AVA Gallery 18 February to 7 March 2008 written by Estelle Jacobs

This exhibition of specially selected work, entitled Joe’s Choice, brings together the experienced, discerning eye of long-established art dealer, artist and collector, Joe Wolpe (born 1922) with the creative talent and artistic vision of renowned Cape Town artist, Jill Trappler (born 1957).

Fundamentally it showcases a tight selection by Wolpe of works, in a variety of media from acrylic on canvas to etchings, made by Trappler over the last three decades. It is borne out of a studio showing by Trappler in July 2007 and Wolpe’s abiding, strong interest in her extensive oeuvre. Continue reading

March 2008, Seippel gallery Johannesburg

We spent an afternoon and a morning putting this show up. It was not curated or even selected. I had five pieces from Joe Wolpe, three NFS and two others. Ralf Seippel, the gallery director had selected my work, Nicolas Hales and Howard Minnie’s work when he visited Cape Town in December 2007. He and I fetched Bill’s work from Fiekes home. Ralf knew Mbongeni Buthelezi and Malcolm Jiyani’s painting. This is the first in a series of exhibitions of abstract shows that he would like to do.
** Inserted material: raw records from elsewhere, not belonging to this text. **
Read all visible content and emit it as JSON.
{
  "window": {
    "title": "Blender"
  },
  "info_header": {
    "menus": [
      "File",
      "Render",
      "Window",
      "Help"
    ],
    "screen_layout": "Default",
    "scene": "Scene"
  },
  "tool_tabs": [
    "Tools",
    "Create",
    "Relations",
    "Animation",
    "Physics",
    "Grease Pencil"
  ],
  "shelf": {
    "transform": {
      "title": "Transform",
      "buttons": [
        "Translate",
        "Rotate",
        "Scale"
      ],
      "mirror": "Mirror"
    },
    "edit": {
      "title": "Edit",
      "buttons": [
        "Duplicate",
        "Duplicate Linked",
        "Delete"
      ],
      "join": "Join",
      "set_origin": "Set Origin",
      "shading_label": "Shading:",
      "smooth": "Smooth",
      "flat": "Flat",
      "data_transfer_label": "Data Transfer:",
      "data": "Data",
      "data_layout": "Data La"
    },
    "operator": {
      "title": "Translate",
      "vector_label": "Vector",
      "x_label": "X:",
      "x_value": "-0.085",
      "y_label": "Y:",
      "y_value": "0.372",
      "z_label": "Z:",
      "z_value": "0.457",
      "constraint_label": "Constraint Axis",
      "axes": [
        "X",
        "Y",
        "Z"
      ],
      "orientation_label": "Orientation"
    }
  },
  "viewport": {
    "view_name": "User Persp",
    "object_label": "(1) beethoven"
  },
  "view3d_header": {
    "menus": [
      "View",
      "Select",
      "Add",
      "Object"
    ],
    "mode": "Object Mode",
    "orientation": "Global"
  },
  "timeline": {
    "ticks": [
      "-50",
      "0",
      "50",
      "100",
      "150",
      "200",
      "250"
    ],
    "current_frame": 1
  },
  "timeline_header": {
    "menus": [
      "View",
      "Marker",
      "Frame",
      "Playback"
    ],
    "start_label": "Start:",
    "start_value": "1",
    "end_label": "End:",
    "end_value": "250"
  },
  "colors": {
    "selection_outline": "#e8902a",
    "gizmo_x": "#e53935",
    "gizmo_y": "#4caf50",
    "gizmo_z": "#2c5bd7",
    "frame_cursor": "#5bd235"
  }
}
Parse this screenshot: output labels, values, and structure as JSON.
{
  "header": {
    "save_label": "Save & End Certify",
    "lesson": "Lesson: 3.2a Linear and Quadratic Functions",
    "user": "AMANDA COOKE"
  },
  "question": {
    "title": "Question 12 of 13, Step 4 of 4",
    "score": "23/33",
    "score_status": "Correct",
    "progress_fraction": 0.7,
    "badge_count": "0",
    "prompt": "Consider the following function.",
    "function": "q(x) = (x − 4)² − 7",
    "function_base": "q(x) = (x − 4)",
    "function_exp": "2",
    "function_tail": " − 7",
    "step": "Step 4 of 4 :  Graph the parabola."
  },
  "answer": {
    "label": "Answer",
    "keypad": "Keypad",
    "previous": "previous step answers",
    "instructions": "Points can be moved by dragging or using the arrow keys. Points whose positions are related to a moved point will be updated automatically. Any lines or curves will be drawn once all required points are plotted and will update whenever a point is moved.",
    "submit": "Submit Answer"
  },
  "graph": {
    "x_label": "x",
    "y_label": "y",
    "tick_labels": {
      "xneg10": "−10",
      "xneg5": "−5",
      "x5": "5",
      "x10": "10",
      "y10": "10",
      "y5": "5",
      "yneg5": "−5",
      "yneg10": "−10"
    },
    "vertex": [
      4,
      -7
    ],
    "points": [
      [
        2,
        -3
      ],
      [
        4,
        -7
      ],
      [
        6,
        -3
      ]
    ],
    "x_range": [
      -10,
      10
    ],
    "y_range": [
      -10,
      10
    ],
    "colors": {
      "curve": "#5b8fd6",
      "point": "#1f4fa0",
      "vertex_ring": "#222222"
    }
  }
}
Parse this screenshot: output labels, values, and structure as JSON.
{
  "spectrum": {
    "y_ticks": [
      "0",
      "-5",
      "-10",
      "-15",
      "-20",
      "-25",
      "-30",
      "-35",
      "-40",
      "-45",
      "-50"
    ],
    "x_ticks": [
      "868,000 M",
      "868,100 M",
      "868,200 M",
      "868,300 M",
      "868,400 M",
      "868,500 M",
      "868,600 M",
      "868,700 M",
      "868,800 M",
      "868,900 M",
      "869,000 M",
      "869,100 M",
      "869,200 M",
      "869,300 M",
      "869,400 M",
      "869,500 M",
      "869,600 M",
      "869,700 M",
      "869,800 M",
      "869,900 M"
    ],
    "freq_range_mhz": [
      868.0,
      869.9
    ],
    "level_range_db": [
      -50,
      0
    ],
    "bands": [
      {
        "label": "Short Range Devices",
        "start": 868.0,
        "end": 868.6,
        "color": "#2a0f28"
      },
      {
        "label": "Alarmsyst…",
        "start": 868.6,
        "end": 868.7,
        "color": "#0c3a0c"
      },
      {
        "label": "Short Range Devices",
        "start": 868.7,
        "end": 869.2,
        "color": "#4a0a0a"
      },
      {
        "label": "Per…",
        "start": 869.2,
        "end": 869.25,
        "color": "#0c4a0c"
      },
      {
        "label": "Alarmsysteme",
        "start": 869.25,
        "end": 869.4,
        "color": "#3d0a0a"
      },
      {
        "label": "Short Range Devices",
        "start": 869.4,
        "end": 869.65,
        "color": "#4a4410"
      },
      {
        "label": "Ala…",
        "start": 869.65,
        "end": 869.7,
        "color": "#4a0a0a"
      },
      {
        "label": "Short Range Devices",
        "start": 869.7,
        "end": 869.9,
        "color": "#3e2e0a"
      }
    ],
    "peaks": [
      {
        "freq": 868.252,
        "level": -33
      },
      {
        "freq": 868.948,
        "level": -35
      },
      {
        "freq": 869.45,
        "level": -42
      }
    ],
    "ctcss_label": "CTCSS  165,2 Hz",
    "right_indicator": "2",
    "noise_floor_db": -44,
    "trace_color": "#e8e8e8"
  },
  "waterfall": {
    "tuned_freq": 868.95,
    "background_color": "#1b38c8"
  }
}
The gallery is a large warehouse space in down town JHB. The light through the industrial windows is soft JHB light that changes as the late afternoon storm clouds gather. Ralf was very clear on the placing of the work. Continue reading

JILL TRAPPLER at Tatham Art Gallery in Pietermaritzburg 29 June to 23 July 2000

cWell-known Cape Town artist and art educator, JILL TRAPPLER, will exhibit a selection of her non-figurative paintings at the Tatham Art Gallery, corner Longmarket Street and Commercial Road, Pietermaritzburg, opening at 6 pm on Thursday, 29 June and running until Sunday, 23 July 2000.

Born in Benoni, Gauteng, in 1957, and educated at the Collegiate Girls’ Shool in Pietermaritzburg, Jill Trappler studied at the Johannesburg Art Foundation under Bill Ainslie and at UNISA. As a professional weaver, she worked in Johannesburg and London, and on Tristan de Cunha and St Helena Islands. In addition to setting up printmaking and paper mache employment projects, she initiated weaving employment projects at the Philani Nutrition Clinics in Crossroads and Khayelitsha. She established the Dorman Street and Valkenberg art studios and co-founded Greatmore Studios in Woodstock. She has often participated in and co-ordinated the Thupelo workshops, both national and international, in Johannesburg and at Community Arts Project (CAP), South African National Gallery (SANG) and Robben Island in the Cape. She has taught art extensively at Federated Union of Black Artists, Baragwanath Hospital, CAP, the Occupational Therapy Department at Groote Schuur Hospital, University of Cape Town Summer School, and from home in Cape Town, where she now lives and works. Continue reading